Data records for software interfaces
──────────────────────────────

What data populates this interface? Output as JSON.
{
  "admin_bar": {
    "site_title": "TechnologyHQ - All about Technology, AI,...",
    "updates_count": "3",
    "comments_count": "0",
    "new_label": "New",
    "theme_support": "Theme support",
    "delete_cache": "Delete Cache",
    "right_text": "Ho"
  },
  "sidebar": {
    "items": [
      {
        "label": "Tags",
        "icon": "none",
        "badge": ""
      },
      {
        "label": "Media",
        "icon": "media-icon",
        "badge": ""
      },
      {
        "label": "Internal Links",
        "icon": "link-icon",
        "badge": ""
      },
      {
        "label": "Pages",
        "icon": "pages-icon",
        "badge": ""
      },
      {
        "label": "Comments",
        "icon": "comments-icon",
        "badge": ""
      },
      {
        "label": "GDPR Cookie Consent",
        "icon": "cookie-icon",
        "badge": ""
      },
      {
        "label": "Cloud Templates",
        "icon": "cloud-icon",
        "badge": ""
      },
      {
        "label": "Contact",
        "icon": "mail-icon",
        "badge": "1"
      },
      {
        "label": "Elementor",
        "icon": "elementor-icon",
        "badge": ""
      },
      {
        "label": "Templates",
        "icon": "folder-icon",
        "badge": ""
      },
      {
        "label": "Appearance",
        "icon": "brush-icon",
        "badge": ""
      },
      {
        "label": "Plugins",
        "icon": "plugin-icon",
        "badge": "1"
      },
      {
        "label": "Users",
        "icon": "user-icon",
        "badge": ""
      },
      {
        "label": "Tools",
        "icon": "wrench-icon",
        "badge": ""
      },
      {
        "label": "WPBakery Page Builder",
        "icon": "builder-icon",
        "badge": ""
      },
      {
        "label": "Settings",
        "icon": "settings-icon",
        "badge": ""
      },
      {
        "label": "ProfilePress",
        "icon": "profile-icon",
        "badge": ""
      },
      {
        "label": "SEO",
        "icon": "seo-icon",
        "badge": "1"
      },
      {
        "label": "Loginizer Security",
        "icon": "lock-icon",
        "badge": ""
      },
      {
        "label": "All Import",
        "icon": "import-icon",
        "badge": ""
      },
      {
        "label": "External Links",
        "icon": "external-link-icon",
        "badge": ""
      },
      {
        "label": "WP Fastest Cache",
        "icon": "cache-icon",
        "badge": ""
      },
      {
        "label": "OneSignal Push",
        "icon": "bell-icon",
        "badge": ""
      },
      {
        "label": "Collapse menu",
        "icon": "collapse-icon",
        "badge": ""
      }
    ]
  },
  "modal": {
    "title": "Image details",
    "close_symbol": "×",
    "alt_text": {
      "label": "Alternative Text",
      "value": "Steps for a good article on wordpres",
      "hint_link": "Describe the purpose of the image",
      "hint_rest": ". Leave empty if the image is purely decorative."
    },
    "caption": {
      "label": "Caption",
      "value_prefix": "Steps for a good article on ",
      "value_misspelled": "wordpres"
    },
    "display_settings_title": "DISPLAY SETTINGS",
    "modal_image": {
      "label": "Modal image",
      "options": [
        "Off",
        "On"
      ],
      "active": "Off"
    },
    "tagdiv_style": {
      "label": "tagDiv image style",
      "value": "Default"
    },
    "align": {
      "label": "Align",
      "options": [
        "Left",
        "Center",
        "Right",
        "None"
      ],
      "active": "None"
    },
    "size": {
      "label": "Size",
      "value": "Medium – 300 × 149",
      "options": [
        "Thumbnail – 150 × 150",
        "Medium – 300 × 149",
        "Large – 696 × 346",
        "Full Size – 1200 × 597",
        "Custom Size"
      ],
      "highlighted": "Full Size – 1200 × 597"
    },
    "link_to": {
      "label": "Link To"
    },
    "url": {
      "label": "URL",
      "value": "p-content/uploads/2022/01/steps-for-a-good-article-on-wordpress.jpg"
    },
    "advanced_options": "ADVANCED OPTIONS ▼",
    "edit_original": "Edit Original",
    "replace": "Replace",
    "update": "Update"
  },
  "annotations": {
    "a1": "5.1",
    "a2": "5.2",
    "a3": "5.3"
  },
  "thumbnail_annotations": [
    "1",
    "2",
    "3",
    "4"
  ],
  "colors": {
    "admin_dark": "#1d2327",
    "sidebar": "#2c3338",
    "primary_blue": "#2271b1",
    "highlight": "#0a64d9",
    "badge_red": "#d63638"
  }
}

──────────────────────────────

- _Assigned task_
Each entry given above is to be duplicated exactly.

- _Result of the exercise_
What data populates this interface? Output as JSON.
{
  "admin_bar": {
    "site_title": "TechnologyHQ - All about Technology, AI,...",
    "updates_count": "3",
    "comments_count": "0",
    "new_label": "New",
    "theme_support": "Theme support",
    "delete_cache": "Delete Cache",
    "right_text": "Ho"
  },
  "sidebar": {
    "items": [
      {
        "label": "Tags",
        "icon": "none",
        "badge": ""
      },
      {
        "label": "Media",
        "icon": "media-icon",
        "badge": ""
      },
      {
        "label": "Internal Links",
        "icon": "link-icon",
        "badge": ""
      },
      {
        "label": "Pages",
        "icon": "pages-icon",
        "badge": ""
      },
      {
        "label": "Comments",
        "icon": "comments-icon",
        "badge": ""
      },
      {
        "label": "GDPR Cookie Consent",
        "icon": "cookie-icon",
        "badge": ""
      },
      {
        "label": "Cloud Templates",
        "icon": "cloud-icon",
        "badge": ""
      },
      {
        "label": "Contact",
        "icon": "mail-icon",
        "badge": "1"
      },
      {
        "label": "Elementor",
        "icon": "elementor-icon",
        "badge": ""
      },
      {
        "label": "Templates",
        "icon": "folder-icon",
        "badge": ""
      },
      {
        "label": "Appearance",
        "icon": "brush-icon",
        "badge": ""
      },
      {
        "label": "Plugins",
        "icon": "plugin-icon",
        "badge": "1"
      },
      {
        "label": "Users",
        "icon": "user-icon",
        "badge": ""
      },
      {
        "label": "Tools",
        "icon": "wrench-icon",
        "badge": ""
      },
      {
        "label": "WPBakery Page Builder",
        "icon": "builder-icon",
        "badge": ""
      },
      {
        "label": "Settings",
        "icon": "settings-icon",
        "badge": ""
      },
      {
        "label": "ProfilePress",
        "icon": "profile-icon",
        "badge": ""
      },
      {
        "label": "SEO",
        "icon": "seo-icon",
        "badge": "1"
      },
      {
        "label": "Loginizer Security",
        "icon": "lock-icon",
        "badge": ""
      },
      {
        "label": "All Import",
        "icon": "import-icon",
        "badge": ""
      },
      {
        "label": "External Links",
        "icon": "external-link-icon",
        "badge": ""
      },
      {
        "label": "WP Fastest Cache",
        "icon": "cache-icon",
        "badge": ""
      },
      {
        "label": "OneSignal Push",
        "icon": "bell-icon",
        "badge": ""
      },
      {
        "label": "Collapse menu",
        "icon": "collapse-icon",
        "badge": ""
      }
    ]
  },
  "modal": {
    "title": "Image details",
    "close_symbol": "×",
    "alt_text": {
      "label": "Alternative Text",
      "value": "Steps for a good article on wordpres",
      "hint_link": "Describe the purpose of the image",
      "hint_rest": ". Leave empty if the image is purely decorative."
    },
    "caption": {
      "label": "Caption",
      "value_prefix": "Steps for a good article on ",
      "value_misspelled": "wordpres"
    },
    "display_settings_title": "DISPLAY SETTINGS",
    "modal_image": {
      "label": "Modal image",
      "options": [
        "Off",
        "On"
      ],
      "active": "Off"
    },
    "tagdiv_style": {
      "label": "tagDiv image style",
      "value": "Default"
    },
    "align": {
      "label": "Align",
      "options": [
        "Left",
        "Center",
        "Right",
        "None"
      ],
      "active": "None"
    },
    "size": {
      "label": "Size",
      "value": "Medium – 300 × 149",
      "options": [
        "Thumbnail – 150 × 150",
        "Medium – 300 × 149",
        "Large – 696 × 346",
        "Full Size – 1200 × 597",
        "Custom Size"
      ],
      "highlighted": "Full Size – 1200 × 597"
    },
    "link_to": {
      "label": "Link To"
    },
    "url": {
      "label": "URL",
      "value": "p-content/uploads/2022/01/steps-for-a-good-article-on-wordpress.jpg"
    },
    "advanced_options": "ADVANCED OPTIONS ▼",
    "edit_original": "Edit Original",
    "replace": "Replace",
    "update": "Update"
  },
  "annotations": {
    "a1": "5.1",
    "a2": "5.2",
    "a3": "5.3"
  },
  "thumbnail_annotations": [
    "1",
    "2",
    "3",
    "4"
  ],
  "colors": {
    "admin_dark": "#1d2327",
    "sidebar": "#2c3338",
    "primary_blue": "#2271b1",
    "highlight": "#0a64d9",
    "badge_red": "#d63638"
  }
}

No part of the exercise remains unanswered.